The warmer waters generally stay within 100-200 meters from the ocean top, and the temperatures keep declining as we go deeper and deeper. These top 100 meters of warmer waters may move at about one or two miles per hour and may take a decade or more to redistribute and mix with adjacent cooler waters. But they are still generally limited to the top 100-200 meters. The coldest of the cold waters are at the deepest parts of the ocean, and the mixing speeds there may be less than 1 one inch per century. The tiny amount of warmer water that is mixed with the colder waters below is generally limited to conduction. The warmer top layers in the seas are also why ocean ice, icebergs, and coastal glaciers will continue to melt around the waterline, even when the air temperature is below the freezing point.

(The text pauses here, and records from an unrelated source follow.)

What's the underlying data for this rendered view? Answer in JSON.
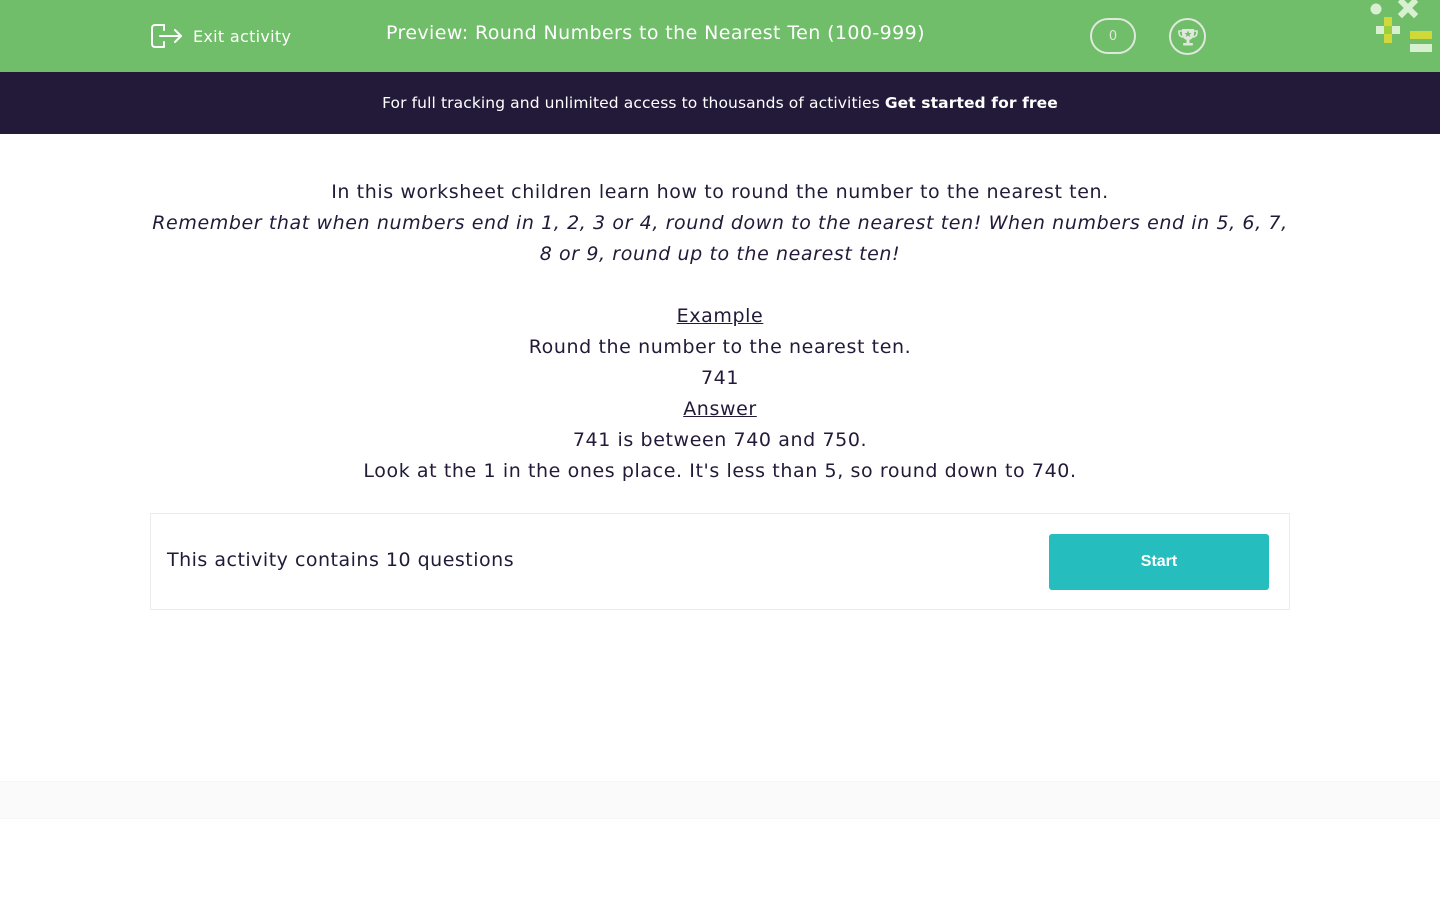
{
  "header": {
    "exit_label": "Exit activity",
    "title": "Preview: Round Numbers to the Nearest Ten (100-999)",
    "score": "0",
    "icons": [
      "exit-icon",
      "trophy-icon",
      "logo-math-symbols"
    ],
    "brand_color": "#70bd6a"
  },
  "promo": {
    "text": "For full tracking and unlimited access to thousands of activities",
    "cta": "Get started for free",
    "background": "#221a38"
  },
  "intro": {
    "line1": "In this worksheet children learn how to round the number to the nearest ten.",
    "reminder": "Remember that when numbers end in 1, 2, 3 or 4, round down to the nearest ten! When numbers end in 5, 6, 7, 8 or 9, round up to the nearest ten!",
    "example_heading": "Example",
    "example_prompt": "Round the number to the nearest ten.",
    "example_number": "741",
    "answer_heading": "Answer",
    "answer_line1": "741 is between 740 and 750.",
    "answer_line2": "Look at the 1 in the ones place. It's less than 5, so round down to 740."
  },
  "activity": {
    "count_text": "This activity contains 10 questions",
    "start_label": "Start",
    "start_color": "#25bdbe"
  }
}
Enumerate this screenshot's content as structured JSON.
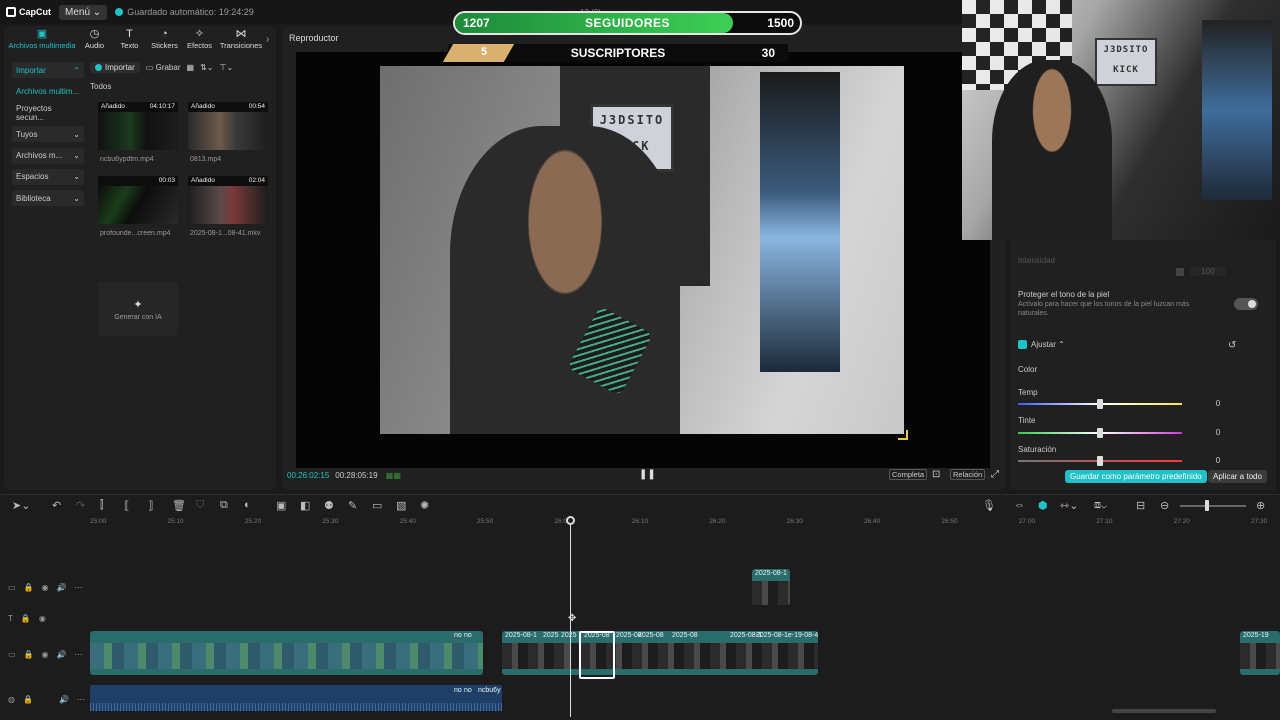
{
  "topbar": {
    "logo": "CapCut",
    "menu": "Menú",
    "autosave": "Guardado automático: 19:24:29",
    "center": "13 (2)"
  },
  "media_tabs": [
    {
      "label": "Archivos multimedia",
      "icon": "media-icon"
    },
    {
      "label": "Audio",
      "icon": "audio-icon"
    },
    {
      "label": "Texto",
      "icon": "text-icon"
    },
    {
      "label": "Stickers",
      "icon": "sticker-icon"
    },
    {
      "label": "Efectos",
      "icon": "effects-icon"
    },
    {
      "label": "Transiciones",
      "icon": "transitions-icon"
    }
  ],
  "side_nav": [
    "Importar",
    "Archivos multim...",
    "Proyectos secun...",
    "Tuyos",
    "Archivos m...",
    "Espacios",
    "Biblioteca"
  ],
  "media_toolbar": {
    "import": "Importar",
    "record": "Grabar",
    "all": "Todos"
  },
  "media_items": [
    {
      "badge": "Añadido",
      "duration": "04:10:17",
      "name": "ncbu6ypdtm.mp4"
    },
    {
      "badge": "Añadido",
      "duration": "00:54",
      "name": "0813.mp4"
    },
    {
      "badge": "",
      "duration": "00:03",
      "name": "profounde...creen.mp4"
    },
    {
      "badge": "Añadido",
      "duration": "02:04",
      "name": "2025-08-1...08-41.mkv"
    }
  ],
  "ai_card": "Generar con IA",
  "player": {
    "title": "Reproductor",
    "current_time": "00:26:02:15",
    "total_time": "00:28:05:19",
    "btn_complete": "Completa",
    "btn_ratio": "Relación"
  },
  "overlay": {
    "followers": {
      "current": "1207",
      "label": "SEGUIDORES",
      "goal": "1500",
      "fraction": 0.805
    },
    "subscribers": {
      "current": "5",
      "label": "SUSCRIPTORES",
      "goal": "30",
      "fraction": 0.18
    },
    "video_sign": [
      "J3DSITO",
      "KICK"
    ],
    "webcam_sign": [
      "J3DSITO",
      "KICK"
    ]
  },
  "right_panel": {
    "intensity_label": "Intensidad",
    "intensity_value": "100",
    "skin_title": "Proteger el tono de la piel",
    "skin_desc": "Actívalo para hacer que los tonos de la piel luzcan más naturales.",
    "adjust": "Ajustar",
    "color": "Color",
    "temp": {
      "label": "Temp",
      "value": "0"
    },
    "tint": {
      "label": "Tinte",
      "value": "0"
    },
    "saturation": {
      "label": "Saturación",
      "value": "0"
    },
    "save_preset": "Guardar como parámetro predefinido",
    "apply_all": "Aplicar a todo"
  },
  "ruler_ticks": [
    "25:00",
    "25:10",
    "25:20",
    "25:30",
    "25:40",
    "25:50",
    "26:00",
    "26:10",
    "26:20",
    "26:30",
    "26:40",
    "26:50",
    "27:00",
    "27:10",
    "27:20",
    "27:30"
  ],
  "clips": {
    "overlay_clip": "2025-08-1",
    "main_labels": [
      "no",
      "no",
      "2025-08-1",
      "2025",
      "2025",
      "2025-08",
      "2025-08",
      "2025-08",
      "2025-08",
      "2025-08-1",
      "2025-08-1e-19-08-4",
      "2025-19"
    ],
    "audio_labels": [
      "no",
      "no",
      "ncbu6y"
    ]
  },
  "colors": {
    "accent": "#1fc2c6",
    "panel": "#202020",
    "bg": "#1a1a1a"
  }
}
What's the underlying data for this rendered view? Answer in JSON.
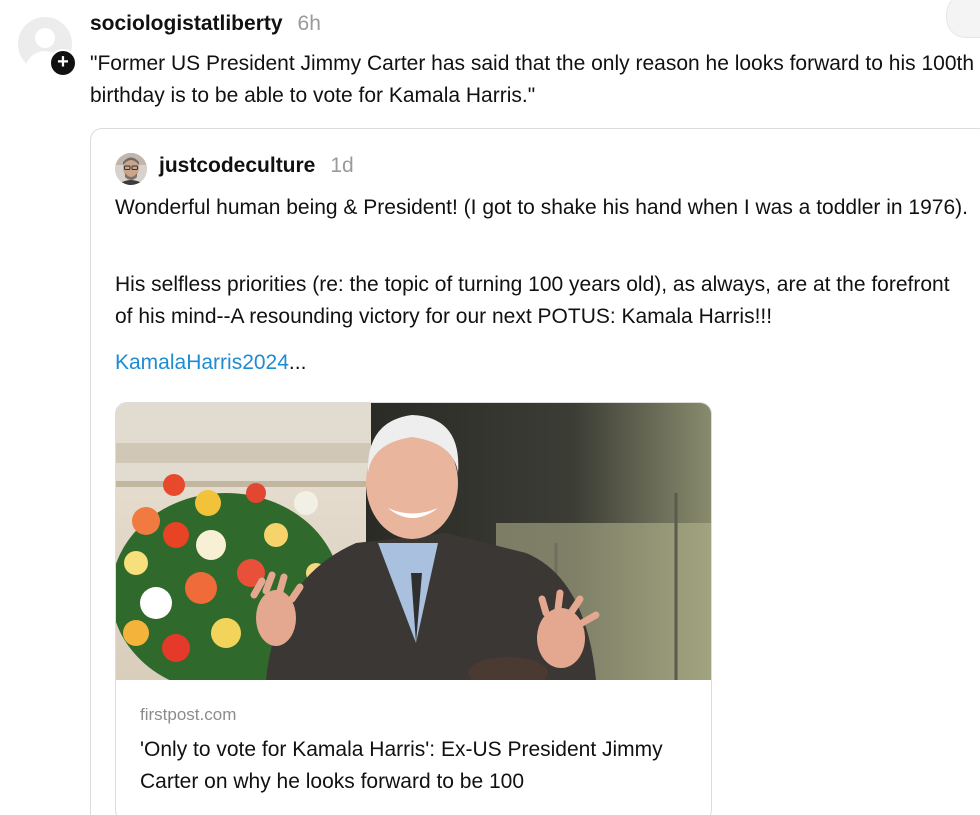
{
  "post": {
    "username": "sociologistatliberty",
    "timestamp": "6h",
    "text": "\"Former US President Jimmy Carter has said that the only reason he looks forward to his 100th birthday is to be able to vote for Kamala Harris.\"",
    "follow_icon": "plus-icon"
  },
  "quoted_post": {
    "username": "justcodeculture",
    "timestamp": "1d",
    "paragraphs": [
      "Wonderful human being & President! (I got to shake his hand when I was a toddler in 1976).",
      "His selfless priorities (re: the topic of turning 100 years old), as always, are at the forefront of his mind--A resounding victory for our next POTUS: Kamala Harris!!!"
    ],
    "hashtag": "KamalaHarris2024",
    "truncation": "...",
    "link_preview": {
      "domain": "firstpost.com",
      "title": "'Only to vote for Kamala Harris': Ex-US President Jimmy Carter on why he looks forward to be 100"
    }
  },
  "colors": {
    "link": "#1d8cd3",
    "muted": "#9a9a9a",
    "border": "#dcdcdc"
  }
}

This also explains why so much fog is over the oceans where the warm waters on the surface continue to evaporate up and then condense as it comes into contact with the colder air on top. The different water temperatures of the oceans redistribute locally and over the planet at very different rates. The best-known example of this temperature redistribution is the Gulf Stream of the Atlantic Ocean. As seen in Figure – 2, the flow speeds of the top layers of the Gulf Stream can reach a breakneck pace of about 5 five miles per /hour. But it gets slower and slower as we go deeper and deeper. All told, it takes about 500 years for these top layers of water to complete the full Gulf Stream cycle.
In Part 3 of this series, we will close with a few more of the weather’s intricacies, which make those who can successfully forecast long-range, like months, not years, real superstars. Remember, most of us have not been taking the Farmer’s Almanac forecasts for the coming year too seriously, yet we actually pay attention to those that tell us the Earth is doomed in a decade or more.
Portions of this article are excerpted from the 2020 book A HITCHHIKER’S JOURNEY THROUGH CLIMATE CHANGE by Terigi Ciccone and Dr. Jay Lehr. The book is the best source for parents and grandparents to explain climate change reality to their children. It’s especially recommended for young teens and Gen-Z as they will bear the consequences of climate change folly.
Available from Amazon at https://www.amazon.com/Hitchhikers-Journey-Through-Climate-Change-ebook/dp/B086R49RS6 In kindle, black and white paperback and large format full-color figures. Or send an email to firstname.lastname@example.org.
CFACT Senior Science Analyst Jay Lehr has authored more than 1,000 magazine and journal articles and 36 books. Jay’s new book A Hitchhikers Journey Through Climate Change written with Teri Ciccone is now available on Kindle and Amazon.
Engineer, Science Enthusiast and Artist. Loves reading and travel, Naturalist, Author of the new book “A Hitchhiker’s Journey Through Climate Change.”